With the conventions and primaries behind us, there will be a renewed focus on the outreach strategies deployed by the campaigns to win over Latino voters. Clinton's lead among Latinos builds upon a generation of progress integrating more Hispanics into the Democratic party and any cursory look at the convention events, panels, meetings, and platform committee discussions illustrates how far the Democrats have come, but also illustrates that the party still has some ways to go.
Let's face it, Donald Trump would be a disaster for the country. He has no bearings from which anyone can discern what direction he would take the country in times of crisis, let alone the mundane gears of government that can have great long-term consequences for Latinos. Moreover, his commentary and rhetoric— ranging from ridiculing former prisoner of war Sen. John McCain because he was "captured" to making fun of a disabled reporter to picking on the Muslim mother of a fallen U.S. Army captain is incredibly disturbing. There really isn't any discernible reason to vote for Trump.
But ignoring Hispanics can also have dire consequences for the Democrats. While Latinos are very unlikely to show much support for Trump, taking this voter block for granted may have a depressing impact on voter turnout. Not coming out to vote would be almost as bad as Latinos voting for Trump. So here are four things Clinton must do to continue the progress of the party in integrating Latinos.
SPEAK MORE SPANISH
When Clinton's vice presidential candidate Tim Kaine came out in Florida speaking Spanish, many scoffed at him for "pandering" to Latinos. This is hogwash. Don't listen to those folks. Sprinkling a little español demonstrates your acceptance and integration of Latin culture. Most Latinos are bilingual and bicultural, and showing your comfort with bilingualism by peppering some words here and there is an excellent way to communicate that you understand what it means to think, speak, and maneuver through life in a multicultural environment.
EAT MORE TACOS...
...As well as pastelitos, arepas and rice and beans, for that matter.

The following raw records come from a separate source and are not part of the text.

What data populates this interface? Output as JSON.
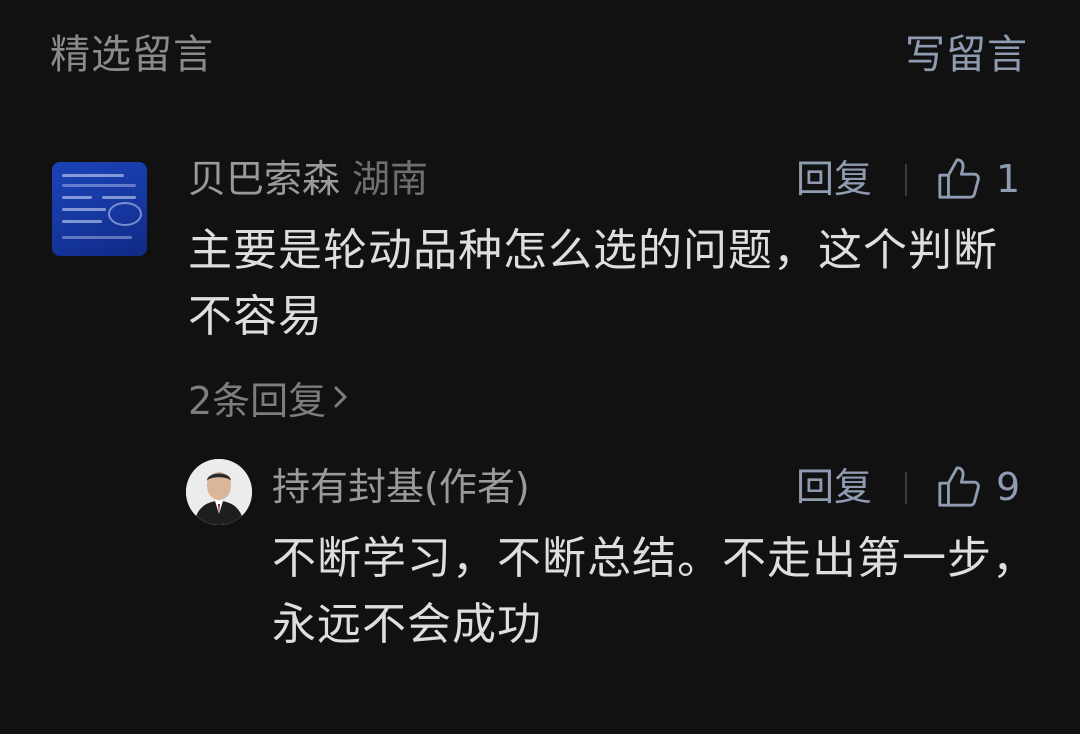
{
  "header": {
    "title": "精选留言",
    "write_label": "写留言"
  },
  "comments": [
    {
      "author": "贝巴索森",
      "location": "湖南",
      "reply_label": "回复",
      "likes": "1",
      "text": "主要是轮动品种怎么选的问题，这个判断不容易",
      "replies_link": "2条回复",
      "avatar_icon": "chart-thumbnail"
    }
  ],
  "author_reply": {
    "author": "持有封基(作者)",
    "reply_label": "回复",
    "likes": "9",
    "text": "不断学习，不断总结。不走出第一步，永远不会成功",
    "avatar_icon": "person-photo"
  },
  "colors": {
    "background": "#111111",
    "link": "#8e9bb0",
    "body_text": "#dedede",
    "muted": "#8a8a8a"
  }
}
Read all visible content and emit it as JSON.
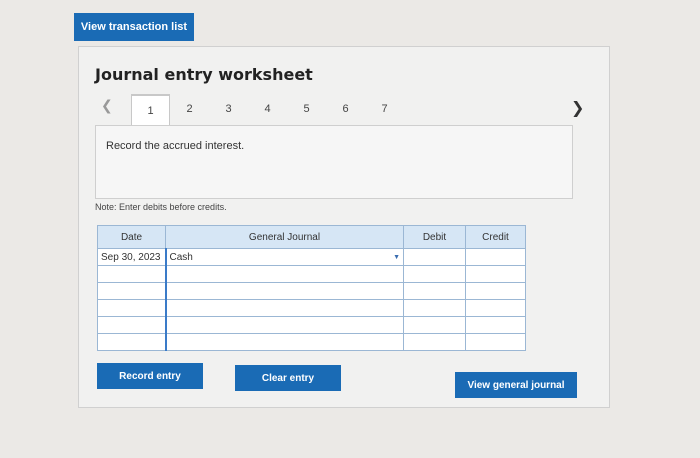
{
  "header": {
    "view_transactions_label": "View transaction list"
  },
  "worksheet": {
    "title": "Journal entry worksheet",
    "prev_icon": "chevron-left",
    "next_icon": "chevron-right",
    "tabs": [
      "1",
      "2",
      "3",
      "4",
      "5",
      "6",
      "7"
    ],
    "active_tab": "1",
    "instruction": "Record the accrued interest.",
    "note": "Note: Enter debits before credits."
  },
  "journal": {
    "headers": {
      "date": "Date",
      "account": "General Journal",
      "debit": "Debit",
      "credit": "Credit"
    },
    "rows": [
      {
        "date": "Sep 30, 2023",
        "account": "Cash",
        "debit": "",
        "credit": ""
      },
      {
        "date": "",
        "account": "",
        "debit": "",
        "credit": ""
      },
      {
        "date": "",
        "account": "",
        "debit": "",
        "credit": ""
      },
      {
        "date": "",
        "account": "",
        "debit": "",
        "credit": ""
      },
      {
        "date": "",
        "account": "",
        "debit": "",
        "credit": ""
      },
      {
        "date": "",
        "account": "",
        "debit": "",
        "credit": ""
      }
    ]
  },
  "buttons": {
    "record": "Record entry",
    "clear": "Clear entry",
    "view_journal": "View general journal"
  },
  "colors": {
    "accent": "#1a6bb5",
    "header_bg": "#d6e6f5"
  }
}
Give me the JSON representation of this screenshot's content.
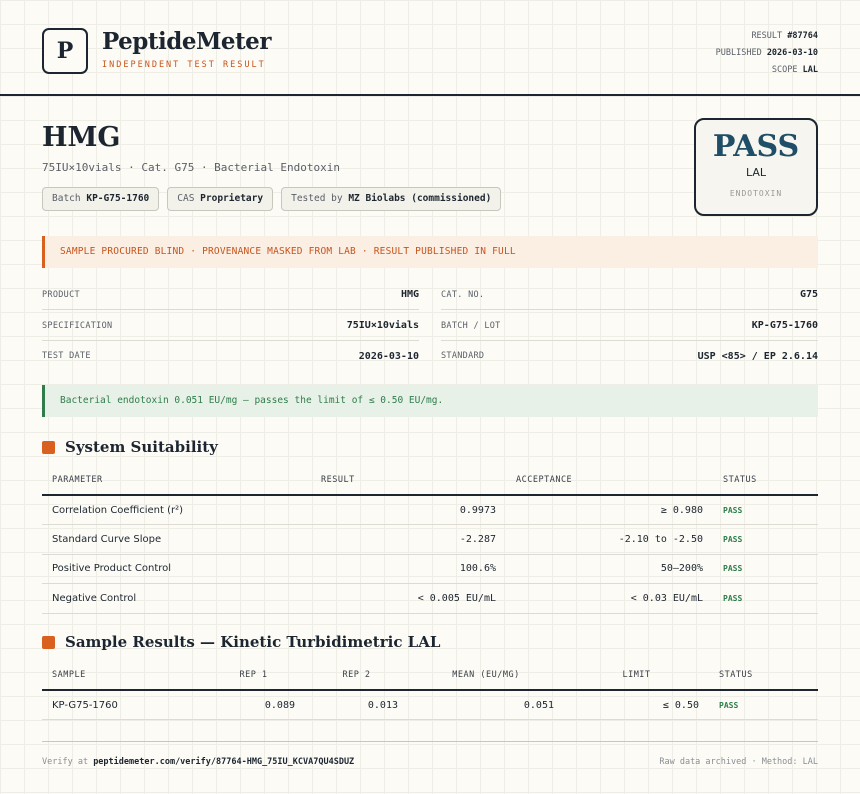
{
  "header": {
    "logo_letter": "P",
    "brand": "PeptideMeter",
    "brand_sub": "INDEPENDENT TEST RESULT",
    "result_label": "RESULT",
    "result_value": "#87764",
    "published_label": "PUBLISHED",
    "published_value": "2026-03-10",
    "scope_label": "SCOPE",
    "scope_value": "LAL"
  },
  "product": {
    "title": "HMG",
    "subtitle": "75IU×10vials · Cat. G75 · Bacterial Endotoxin",
    "chips": [
      {
        "label": "Batch",
        "value": "KP-G75-1760"
      },
      {
        "label": "CAS",
        "value": "Proprietary"
      },
      {
        "label": "Tested by",
        "value": "MZ Biolabs (commissioned)"
      }
    ]
  },
  "badge": {
    "word": "PASS",
    "method": "LAL",
    "category": "ENDOTOXIN"
  },
  "notice_warn": "SAMPLE PROCURED BLIND · PROVENANCE MASKED FROM LAB · RESULT PUBLISHED IN FULL",
  "info": {
    "left": [
      {
        "k": "PRODUCT",
        "v": "HMG"
      },
      {
        "k": "SPECIFICATION",
        "v": "75IU×10vials"
      },
      {
        "k": "TEST DATE",
        "v": "2026-03-10"
      }
    ],
    "right": [
      {
        "k": "CAT. NO.",
        "v": "G75"
      },
      {
        "k": "BATCH / LOT",
        "v": "KP-G75-1760"
      },
      {
        "k": "STANDARD",
        "v": "USP <85> / EP 2.6.14"
      }
    ]
  },
  "notice_ok": "Bacterial endotoxin 0.051 EU/mg — passes the limit of ≤ 0.50 EU/mg.",
  "suitability": {
    "title": "System Suitability",
    "headers": [
      "PARAMETER",
      "RESULT",
      "ACCEPTANCE",
      "STATUS"
    ],
    "rows": [
      {
        "param": "Correlation Coefficient (r²)",
        "result": "0.9973",
        "acceptance": "≥ 0.980",
        "status": "PASS"
      },
      {
        "param": "Standard Curve Slope",
        "result": "-2.287",
        "acceptance": "-2.10 to -2.50",
        "status": "PASS"
      },
      {
        "param": "Positive Product Control",
        "result": "100.6%",
        "acceptance": "50–200%",
        "status": "PASS"
      },
      {
        "param": "Negative Control",
        "result": "< 0.005 EU/mL",
        "acceptance": "< 0.03 EU/mL",
        "status": "PASS"
      }
    ]
  },
  "samples": {
    "title": "Sample Results — Kinetic Turbidimetric LAL",
    "headers": [
      "SAMPLE",
      "REP 1",
      "REP 2",
      "MEAN (EU/MG)",
      "LIMIT",
      "STATUS"
    ],
    "rows": [
      {
        "sample": "KP-G75-1760",
        "rep1": "0.089",
        "rep2": "0.013",
        "mean": "0.051",
        "limit": "≤ 0.50",
        "status": "PASS"
      }
    ]
  },
  "footer": {
    "verify_prefix": "Verify at",
    "verify_url": "peptidemeter.com/verify/87764-HMG_75IU_KCVA7QU4SDUZ",
    "right": "Raw data archived · Method: LAL"
  }
}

Once again, eating good Latin food is often met with derision from the cultural gatekeepers who think that somehow only they own Latin cultures. Ignore them. Hispanic cuisine is awesome - and it's also American. Gustavo Arellano's book, "Taco USA: How Mexican Food Conquered America", paints a wonderful portrait of how culture works in our multi-ethnic nation. Embrace our food, our artists, and our pop stars as you would the air you breathe. It is America, show it.
LATINOS ARE LIBERAL ON THE ISSUES, TALK ABOUT THEM OFTEN
Hispanics are more than just vats of people interested in immigration. Being friendly and understanding of the immigrant experience is a must, but Latinos align with Democrats on a wide variety of substantive issues, whether it is the environment, gun control, gay/lesbian rights, and the economy. A recent poll by Latino Decisions laid out the many ways that Latinos and the Democrats agree on policy issues. Speak to Latinos on the substance of your policies, not just that you are an outsider demonstrating your acceptance of immigrants into the American fabric. Not engaging Latinos on this important aspect of the party is a missed opportunity each time it is ignored, because it allows Republicans to speak in vague generalities about "small government" without actually defining what that means.
The convention was a poignant reminder that the Democrats have still a ways to go with integrating Latinos into the party. While Julián Castro, Xavier Becerra, and Tom Perez were considered high on the list of VP candidates, only Becerra has been truly groomed as a political insider within the Democratic Party. All three are young and have a promising future, but Latinos want to see representation of their communities at the national level. The three candidates also exposed how few Latinas were considered for higher office. Hilda Solís, Lucy Flores and others should be intently promoted and looked to for promotions and support as they continue to work for the party. Christina Bejarano writes about the "Latina advantage" in electoral politics, and that should not be ignored.
Communicate early to Latinos who among these representatives you would like to see in your cabinet or sitting in the White House with you as you go about your daily routine. Perez would make a great Attorney General or Chief of Staff. Say it. Julián Castro would do well as Secretary of Education, and Becerra should continue his rise in the ranks of the Party with greater decision-making power. Communicate this to Latinos so that they can connect their votes to greater access in Washington.
Democrats are in a new stage of their relationship with Latino communities and greater integration will make future presidencies much more difficult to win for the GOP. This much is evident to even the most dense Republicans out there not named Trump. This is why Governor Kasich of Ohio, Senator Jeff Flake of Arizona and others are working so hard to distance themselves from Trump.
This year is a golden opportunity for the Democrats to solidify the institutions within the party among Latinos for another generation while the Republicans scramble to make up for lost time.